As far as piers go, I've done more homework on it than anything else. I actually bought everything needed to push the concrete piers in the ground. Just to get a feel for it, I did dig down in my front yard and pushed piers under the edge of my slab in one spot. I didn't raise the slab any, I was mainly trying out the hydraulic pump and ram. I found that this isn't a job for an old man. Digging in this black dirt was tough.

I've since found what I think is a better system. It's where a hole is bored into the ground, then a bell tool is fastened to the machine to widen the hole at the bottom. The hole is about 12 ft deep and rebar and concrete is added. After it sets for a week, the house is jacked up and supported on top of the piers. I'll try to find a link to what I'm talking about.

Here's a link. Give me your opinions. https://www.youtube.com/watch?v=YudDbWmLktg
__________________
Davy

www.davystephenstile.com

Last edited by Davy; 12-01-2019 at 11:31 PM. Reason: add link
Davy is offline   Reply With Quote
Unread 12-02-2019, 11:38 AM   #45
Triplelandj
Registered User
 
Join Date: Jul 2018
Location: Fort Worth TX
Posts: 19
Kevin,

How long do you suggest we wait to see the movement before placing flooring back in? I'm thinking we need to at least see what happens during the summer, but our main sign of movement for the past 3 years has been the tile snapping.
Gosh, I don't think I could handle being floor-less for too long!

CX,
On one hand, its good that you think it won't be covered under structure warranty because maybe that means it's not a super huge fix or dangerous. However, what happens if we wait? Won't the house continue to split in half (up the walls and continue up the brick) until it's a major structural default? We have 3 years left on a 10-year "Major Structural Default".


At this point....I just want to know it can be fixed and not pop our flooring up again when it's time to lay more down, BUT ALSO be able to resale our house if ever we decide to. Can all foundation problems, like this, be stabilized indefinitely? OR is it more like: stabilize for now but once a problem, always a problem?
__________________
Lana
Triplelandj is offline   Reply With Quote
Reply

Stonetooling.com   Tile-Assn.com   National Gypsum Permabase


Thread Tools Search this Thread
Search this Thread:

Advanced Search

Posting Rules
You may not post new threads
You may not post replies
You may not post attachments
You may not edit your posts

BB code is On
Smilies are On
[IMG] code is On
HTML code is Off
Forum Jump
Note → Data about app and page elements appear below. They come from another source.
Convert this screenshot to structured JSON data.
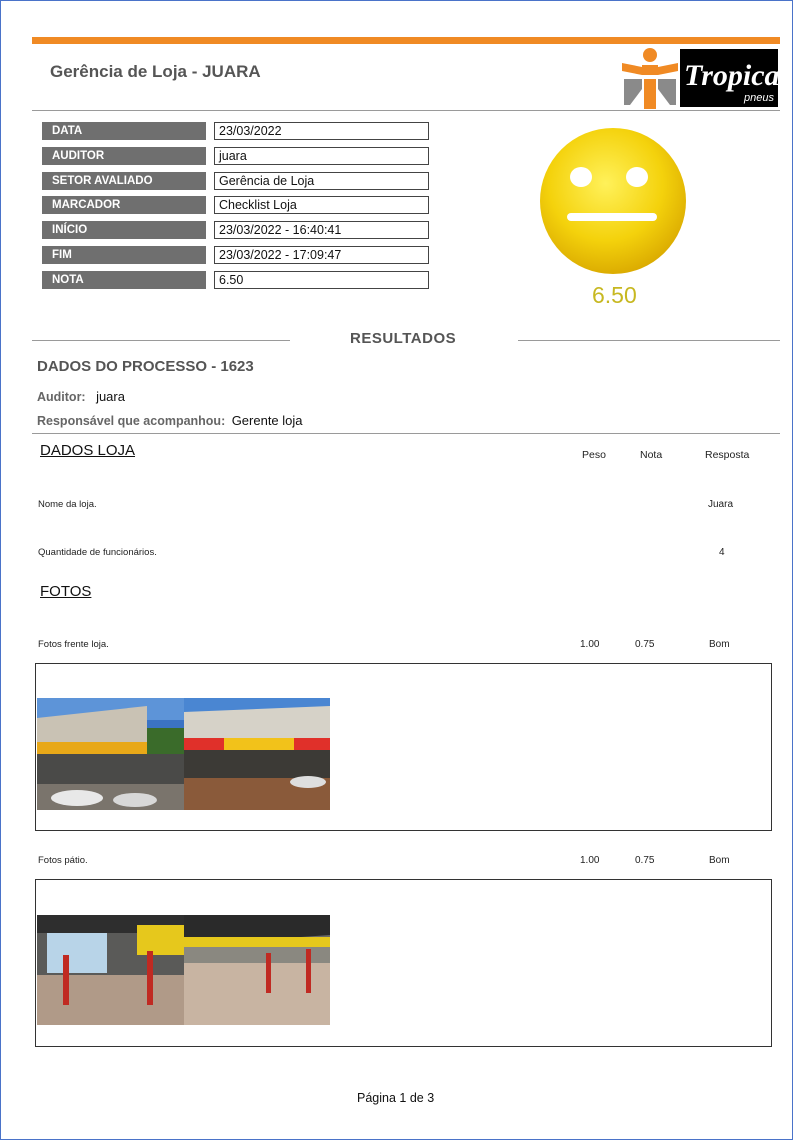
{
  "header": {
    "title": "Gerência de Loja - JUARA",
    "logo_text": "Tropical",
    "logo_sub": "pneus"
  },
  "fields": [
    {
      "label": "DATA",
      "value": "23/03/2022"
    },
    {
      "label": "AUDITOR",
      "value": "juara"
    },
    {
      "label": "SETOR AVALIADO",
      "value": "Gerência de Loja"
    },
    {
      "label": "MARCADOR",
      "value": "Checklist Loja"
    },
    {
      "label": "INÍCIO",
      "value": "23/03/2022 - 16:40:41"
    },
    {
      "label": "FIM",
      "value": "23/03/2022 - 17:09:47"
    },
    {
      "label": "NOTA",
      "value": "6.50"
    }
  ],
  "score": {
    "value": "6.50",
    "face": "neutral-face-icon",
    "color": "#c7b821"
  },
  "results": {
    "title": "RESULTADOS",
    "process_title": "DADOS DO PROCESSO - 1623",
    "auditor_label": "Auditor:",
    "auditor_value": "juara",
    "responsavel_label": "Responsável que acompanhou:",
    "responsavel_value": "Gerente loja"
  },
  "sections": {
    "loja": {
      "title": "DADOS LOJA",
      "col_peso": "Peso",
      "col_nota": "Nota",
      "col_resposta": "Resposta",
      "items": [
        {
          "question": "Nome da loja.",
          "peso": "",
          "nota": "",
          "resposta": "Juara"
        },
        {
          "question": "Quantidade de funcionários.",
          "peso": "",
          "nota": "",
          "resposta": "4"
        }
      ]
    },
    "fotos": {
      "title": "FOTOS",
      "items": [
        {
          "question": "Fotos frente loja.",
          "peso": "1.00",
          "nota": "0.75",
          "resposta": "Bom"
        },
        {
          "question": "Fotos pátio.",
          "peso": "1.00",
          "nota": "0.75",
          "resposta": "Bom"
        }
      ]
    }
  },
  "footer": {
    "page": "Página 1 de 3"
  }
}
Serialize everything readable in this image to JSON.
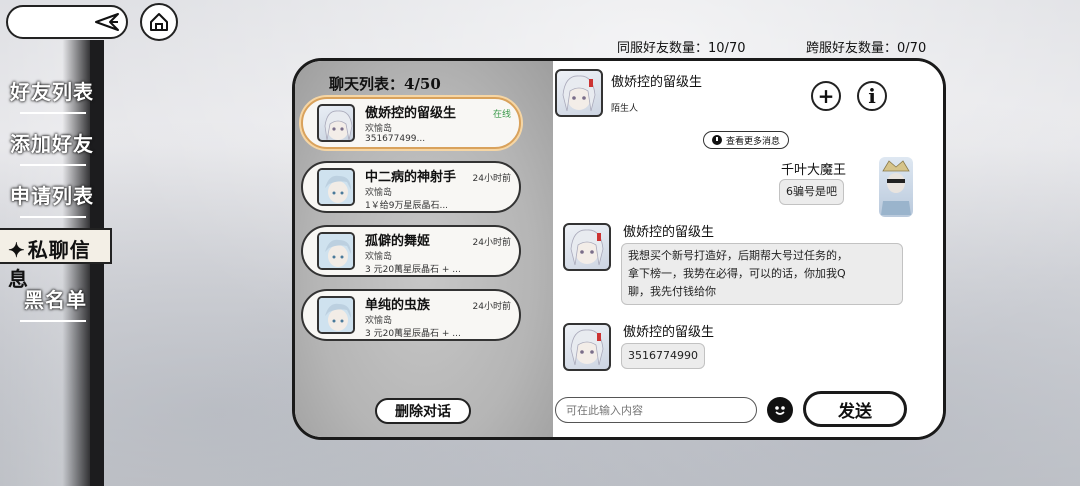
{
  "header": {
    "same_server_label": "同服好友数量：",
    "same_server_count": "10/70",
    "cross_server_label": "跨服好友数量：",
    "cross_server_count": "0/70"
  },
  "sidebar": {
    "items": [
      {
        "label": "好友列表"
      },
      {
        "label": "添加好友"
      },
      {
        "label": "申请列表"
      },
      {
        "label": "私聊信息"
      },
      {
        "label": "黑名单"
      }
    ],
    "active_marker": "✦"
  },
  "chat_list": {
    "title": "聊天列表：4/50",
    "items": [
      {
        "name": "傲娇控的留级生",
        "server": "欢愉岛",
        "snippet": "351677499...",
        "status": "在线"
      },
      {
        "name": "中二病的神射手",
        "server": "欢愉岛",
        "snippet": "1￥给9万星辰晶石...",
        "time": "24小时前"
      },
      {
        "name": "孤僻的舞姬",
        "server": "欢愉岛",
        "snippet": "3 元20萬星辰晶石 + ...",
        "time": "24小时前"
      },
      {
        "name": "单纯的虫族",
        "server": "欢愉岛",
        "snippet": "3 元20萬星辰晶石 + ...",
        "time": "24小时前"
      }
    ],
    "delete_label": "删除对话"
  },
  "chat": {
    "partner_name": "傲娇控的留级生",
    "partner_relation": "陌生人",
    "add_icon": "+",
    "info_icon": "i",
    "more_messages": "查看更多消息",
    "messages": [
      {
        "sender": "千叶大魔王",
        "text": "6骗号是吧",
        "side": "right"
      },
      {
        "sender": "傲娇控的留级生",
        "lines": [
          "我想买个新号打造好，后期帮大号过任务的，",
          "拿下榜一，我势在必得，可以的话，你加我Q",
          "聊，我先付钱给你"
        ],
        "side": "left"
      },
      {
        "sender": "傲娇控的留级生",
        "text": "3516774990",
        "side": "left"
      }
    ],
    "input_placeholder": "可在此输入内容",
    "send_label": "发送"
  },
  "colors": {
    "online": "#3a9a4a",
    "selected_border": "#d9a25c",
    "ink": "#1a1a1a"
  }
}
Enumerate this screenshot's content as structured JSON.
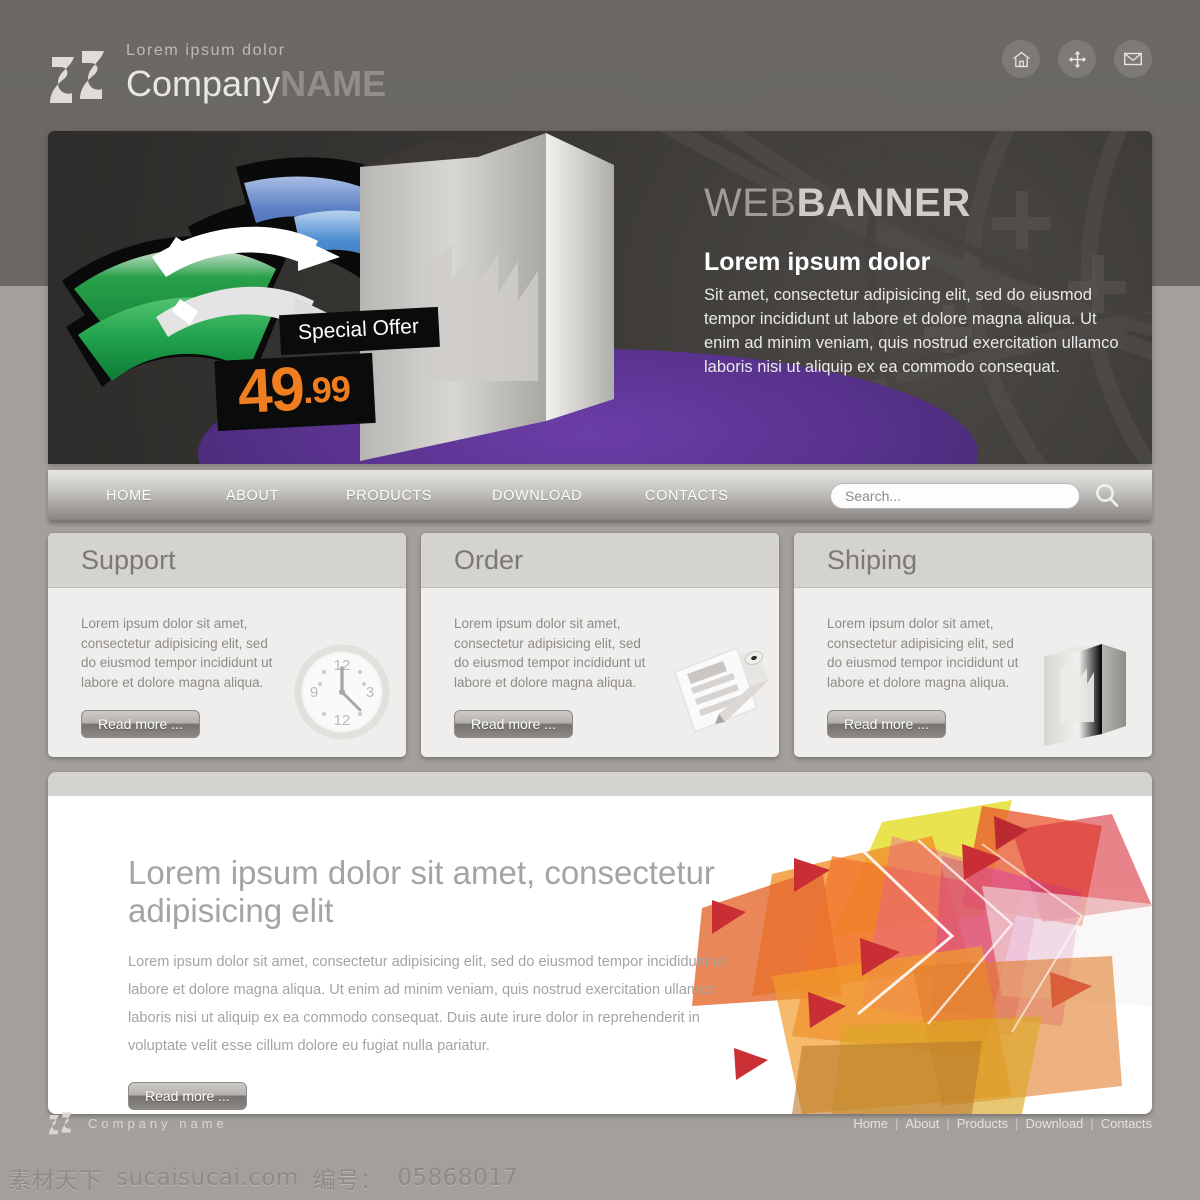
{
  "header": {
    "logo_tagline": "Lorem ipsum dolor",
    "company_first": "Company",
    "company_second": "NAME",
    "icons": [
      {
        "name": "home-icon",
        "title": "Home"
      },
      {
        "name": "sitemap-move-icon",
        "title": "Sitemap"
      },
      {
        "name": "mail-icon",
        "title": "Mail"
      }
    ]
  },
  "banner": {
    "title_light": "WEB",
    "title_bold": "BANNER",
    "subtitle": "Lorem ipsum dolor",
    "body": "Sit amet, consectetur adipisicing elit, sed do eiusmod tempor incididunt ut labore et dolore magna aliqua. Ut enim ad minim veniam, quis nostrud exercitation ullamco laboris nisi ut aliquip ex ea commodo consequat.",
    "offer_label": "Special Offer",
    "price_whole": "49",
    "price_cents": ".99"
  },
  "nav": {
    "items": [
      {
        "label": "HOME"
      },
      {
        "label": "ABOUT"
      },
      {
        "label": "PRODUCTS"
      },
      {
        "label": "DOWNLOAD"
      },
      {
        "label": "CONTACTS"
      }
    ],
    "search_placeholder": "Search...",
    "search_value": ""
  },
  "cards": [
    {
      "title": "Support",
      "body": "Lorem ipsum dolor sit amet, consectetur adipisicing elit, sed do eiusmod tempor incididunt ut labore et dolore magna aliqua.",
      "button": "Read more ...",
      "icon": "clock-icon"
    },
    {
      "title": "Order",
      "body": "Lorem ipsum dolor sit amet, consectetur adipisicing elit, sed do eiusmod tempor incididunt ut labore et dolore magna aliqua.",
      "button": "Read more ...",
      "icon": "document-pencil-icon"
    },
    {
      "title": "Shiping",
      "body": "Lorem ipsum dolor sit amet, consectetur adipisicing elit, sed do eiusmod tempor incididunt ut labore et dolore magna aliqua.",
      "button": "Read more ...",
      "icon": "product-box-icon"
    }
  ],
  "promo": {
    "heading": "Lorem ipsum dolor sit amet, consectetur adipisicing elit",
    "body": "Lorem ipsum dolor sit amet, consectetur adipisicing elit, sed do eiusmod tempor incididunt ut labore et dolore magna aliqua. Ut enim ad minim veniam, quis nostrud exercitation ullamco laboris nisi ut aliquip ex ea commodo consequat. Duis aute irure dolor in reprehenderit in voluptate velit esse cillum dolore eu fugiat nulla pariatur.",
    "button": "Read more ..."
  },
  "footer": {
    "company": "Company name",
    "links": [
      {
        "label": "Home"
      },
      {
        "label": "About"
      },
      {
        "label": "Products"
      },
      {
        "label": "Download"
      },
      {
        "label": "Contacts"
      }
    ],
    "separator": "|"
  },
  "watermark": {
    "site_cn": "素材天下",
    "site": "sucaisucai.com",
    "id_label": "编号：",
    "id_value": "05868017"
  },
  "colors": {
    "page_bg": "#a3a09c",
    "header_bg": "#6a6764",
    "accent_orange": "#ef7e21",
    "banner_purple": "#56318a",
    "card_header": "#d5d3d0"
  }
}
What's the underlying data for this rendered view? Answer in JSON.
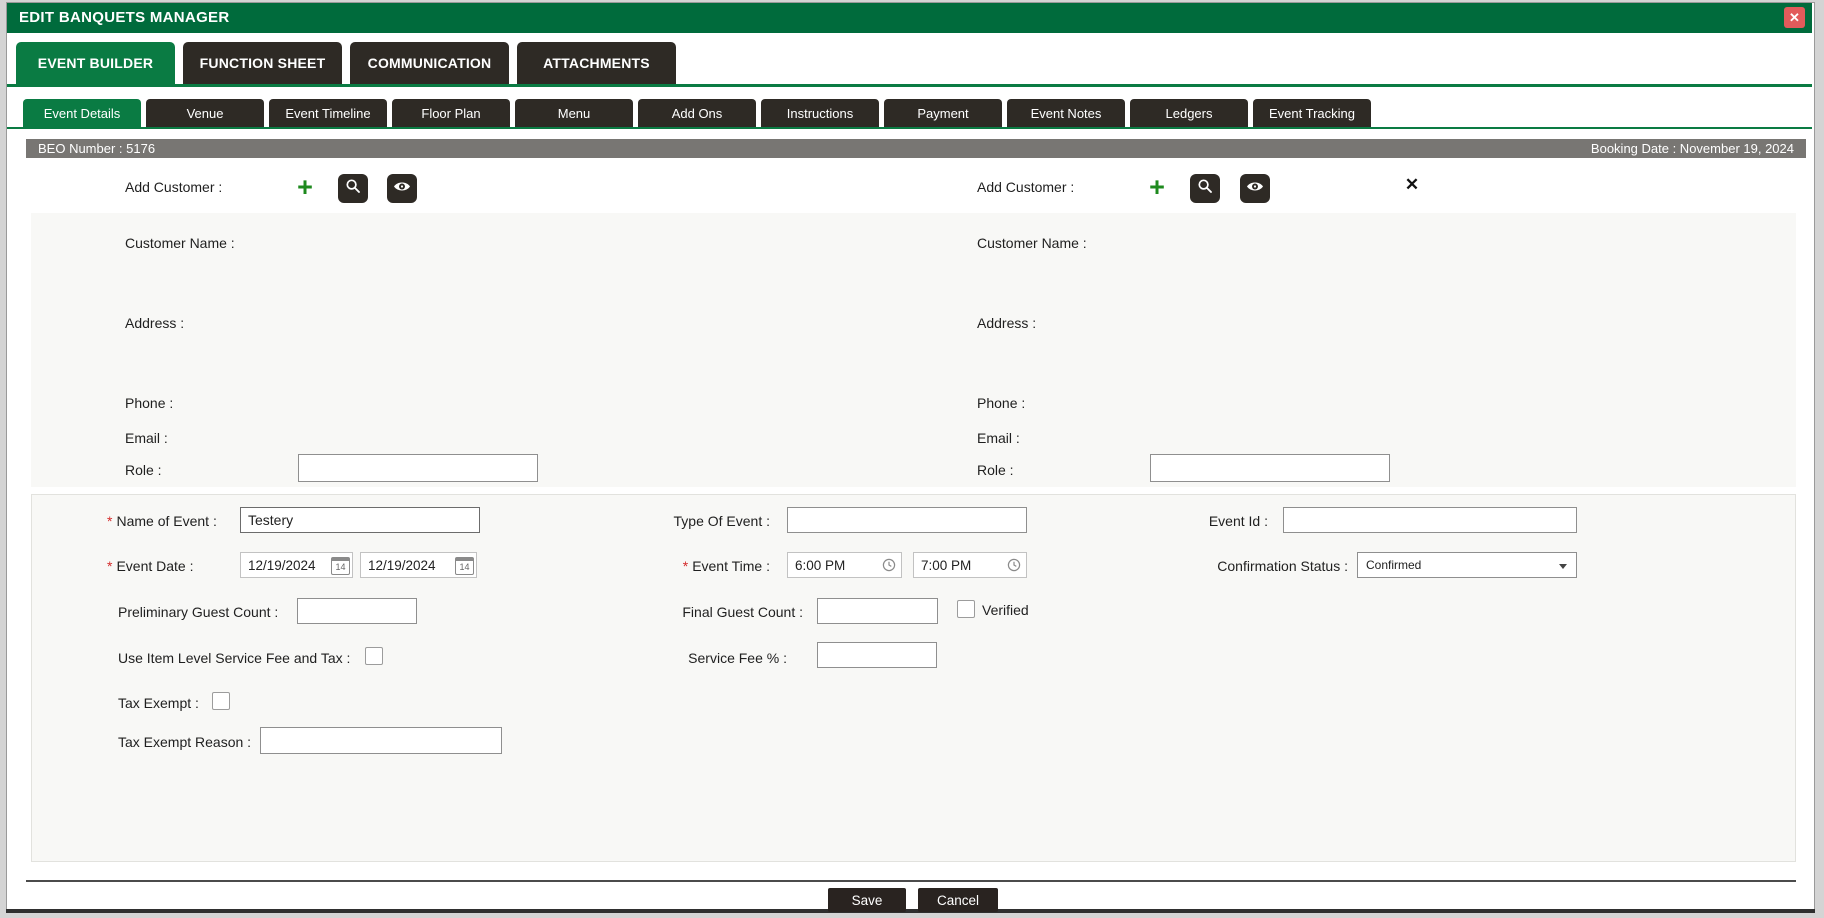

Similar Threads
Thread Thread Starter Forum Replies Last Post
Not a good month Houston Remodeler The Mud Box 49 01-04-2015 08:28 PM
Help! 6 month old tile needs redo? / Need suggestions on underlayment Jeff1414 Tile Forum/Advice Board 17 06-12-2006 05:32 PM
Pic of the Month John Bridge The Mud Box 15 01-05-2002 04:12 PM


All times are GMT -6. The time now is 08:53 PM.


Sponsors

Powered by vBulletin® Version 3.7.4
Copyright ©2000 - 2020, Jelsoft Enterprises Ltd.
Copyright 2018 John Bridge & Associates, LLC